• _Task_
Reproduce the records that follow without alteration, apart from removing the pictures.
***** Excerpted records *****
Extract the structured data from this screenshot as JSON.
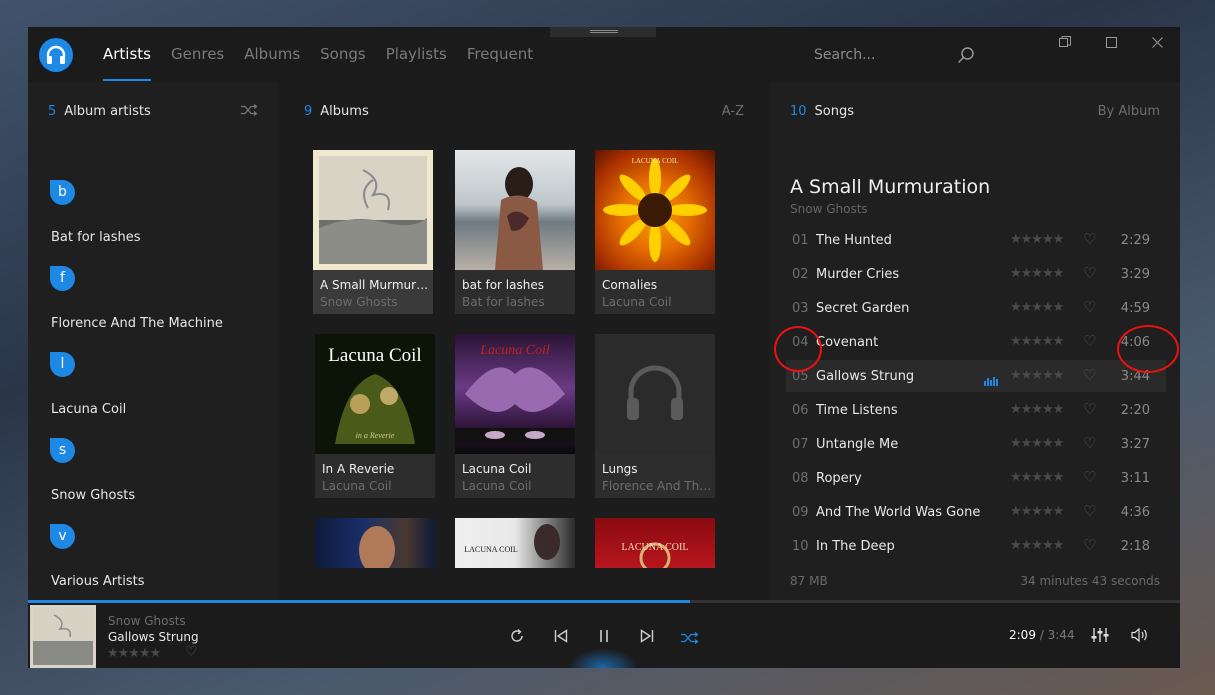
{
  "nav": {
    "tabs": [
      "Artists",
      "Genres",
      "Albums",
      "Songs",
      "Playlists",
      "Frequent"
    ],
    "search_placeholder": "Search..."
  },
  "artists": {
    "count": "5",
    "label": "Album artists",
    "groups": [
      {
        "letter": "b",
        "name": "Bat for lashes"
      },
      {
        "letter": "f",
        "name": "Florence And The Machine"
      },
      {
        "letter": "l",
        "name": "Lacuna Coil"
      },
      {
        "letter": "s",
        "name": "Snow Ghosts"
      },
      {
        "letter": "v",
        "name": "Various Artists"
      }
    ]
  },
  "albums": {
    "count": "9",
    "label": "Albums",
    "sort": "A-Z",
    "items": [
      {
        "title": "A Small Murmuration",
        "artist": "Snow Ghosts"
      },
      {
        "title": "bat for lashes",
        "artist": "Bat for lashes"
      },
      {
        "title": "Comalies",
        "artist": "Lacuna Coil"
      },
      {
        "title": "In A Reverie",
        "artist": "Lacuna Coil"
      },
      {
        "title": "Lacuna Coil",
        "artist": "Lacuna Coil"
      },
      {
        "title": "Lungs",
        "artist": "Florence And The Machine"
      },
      {
        "title": "",
        "artist": ""
      },
      {
        "title": "",
        "artist": ""
      },
      {
        "title": "",
        "artist": ""
      }
    ],
    "cover_text": {
      "comalies": "LACUNA COIL",
      "reverie": "Lacuna Coil",
      "reverie_sub": "in a Reverie",
      "lc_top": "Lacuna Coil",
      "row3_b": "LACUNA COIL",
      "row3_c": "LACUNA COIL"
    }
  },
  "songs": {
    "count": "10",
    "label": "Songs",
    "sort": "By Album",
    "album_title": "A Small Murmuration",
    "album_artist": "Snow Ghosts",
    "items": [
      {
        "num": "01",
        "name": "The Hunted",
        "dur": "2:29"
      },
      {
        "num": "02",
        "name": "Murder Cries",
        "dur": "3:29"
      },
      {
        "num": "03",
        "name": "Secret Garden",
        "dur": "4:59"
      },
      {
        "num": "04",
        "name": "Covenant",
        "dur": "4:06"
      },
      {
        "num": "05",
        "name": "Gallows Strung",
        "dur": "3:44"
      },
      {
        "num": "06",
        "name": "Time Listens",
        "dur": "2:20"
      },
      {
        "num": "07",
        "name": "Untangle Me",
        "dur": "3:27"
      },
      {
        "num": "08",
        "name": "Ropery",
        "dur": "3:11"
      },
      {
        "num": "09",
        "name": "And The World Was Gone",
        "dur": "4:36"
      },
      {
        "num": "10",
        "name": "In The Deep",
        "dur": "2:18"
      }
    ],
    "playing_index": 4,
    "rating_stars": "★★★★★",
    "size": "87 MB",
    "total_length": "34 minutes 43 seconds"
  },
  "player": {
    "artist": "Snow Ghosts",
    "title": "Gallows Strung",
    "stars": "★★★★★",
    "position": "2:09",
    "duration": "3:44",
    "progress_fraction": 0.575
  },
  "colors": {
    "accent": "#1e88e5",
    "annotation": "#e11111"
  },
  "icons": [
    "headphones-logo-icon",
    "search-icon",
    "restore-icon",
    "maximize-icon",
    "close-icon",
    "shuffle-icon",
    "heart-icon",
    "equalizer-icon",
    "repeat-icon",
    "previous-icon",
    "pause-icon",
    "next-icon",
    "mixer-icon",
    "volume-icon"
  ]
}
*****
• _Result of this task_
Extract the structured data from this screenshot as JSON.
{
  "nav": {
    "tabs": [
      "Artists",
      "Genres",
      "Albums",
      "Songs",
      "Playlists",
      "Frequent"
    ],
    "search_placeholder": "Search..."
  },
  "artists": {
    "count": "5",
    "label": "Album artists",
    "groups": [
      {
        "letter": "b",
        "name": "Bat for lashes"
      },
      {
        "letter": "f",
        "name": "Florence And The Machine"
      },
      {
        "letter": "l",
        "name": "Lacuna Coil"
      },
      {
        "letter": "s",
        "name": "Snow Ghosts"
      },
      {
        "letter": "v",
        "name": "Various Artists"
      }
    ]
  },
  "albums": {
    "count": "9",
    "label": "Albums",
    "sort": "A-Z",
    "items": [
      {
        "title": "A Small Murmuration",
        "artist": "Snow Ghosts"
      },
      {
        "title": "bat for lashes",
        "artist": "Bat for lashes"
      },
      {
        "title": "Comalies",
        "artist": "Lacuna Coil"
      },
      {
        "title": "In A Reverie",
        "artist": "Lacuna Coil"
      },
      {
        "title": "Lacuna Coil",
        "artist": "Lacuna Coil"
      },
      {
        "title": "Lungs",
        "artist": "Florence And The Machine"
      },
      {
        "title": "",
        "artist": ""
      },
      {
        "title": "",
        "artist": ""
      },
      {
        "title": "",
        "artist": ""
      }
    ],
    "cover_text": {
      "comalies": "LACUNA COIL",
      "reverie": "Lacuna Coil",
      "reverie_sub": "in a Reverie",
      "lc_top": "Lacuna Coil",
      "row3_b": "LACUNA COIL",
      "row3_c": "LACUNA COIL"
    }
  },
  "songs": {
    "count": "10",
    "label": "Songs",
    "sort": "By Album",
    "album_title": "A Small Murmuration",
    "album_artist": "Snow Ghosts",
    "items": [
      {
        "num": "01",
        "name": "The Hunted",
        "dur": "2:29"
      },
      {
        "num": "02",
        "name": "Murder Cries",
        "dur": "3:29"
      },
      {
        "num": "03",
        "name": "Secret Garden",
        "dur": "4:59"
      },
      {
        "num": "04",
        "name": "Covenant",
        "dur": "4:06"
      },
      {
        "num": "05",
        "name": "Gallows Strung",
        "dur": "3:44"
      },
      {
        "num": "06",
        "name": "Time Listens",
        "dur": "2:20"
      },
      {
        "num": "07",
        "name": "Untangle Me",
        "dur": "3:27"
      },
      {
        "num": "08",
        "name": "Ropery",
        "dur": "3:11"
      },
      {
        "num": "09",
        "name": "And The World Was Gone",
        "dur": "4:36"
      },
      {
        "num": "10",
        "name": "In The Deep",
        "dur": "2:18"
      }
    ],
    "playing_index": 4,
    "rating_stars": "★★★★★",
    "size": "87 MB",
    "total_length": "34 minutes 43 seconds"
  },
  "player": {
    "artist": "Snow Ghosts",
    "title": "Gallows Strung",
    "stars": "★★★★★",
    "position": "2:09",
    "duration": "3:44",
    "progress_fraction": 0.575
  },
  "colors": {
    "accent": "#1e88e5",
    "annotation": "#e11111"
  },
  "icons": [
    "headphones-logo-icon",
    "search-icon",
    "restore-icon",
    "maximize-icon",
    "close-icon",
    "shuffle-icon",
    "heart-icon",
    "equalizer-icon",
    "repeat-icon",
    "previous-icon",
    "pause-icon",
    "next-icon",
    "mixer-icon",
    "volume-icon"
  ]
}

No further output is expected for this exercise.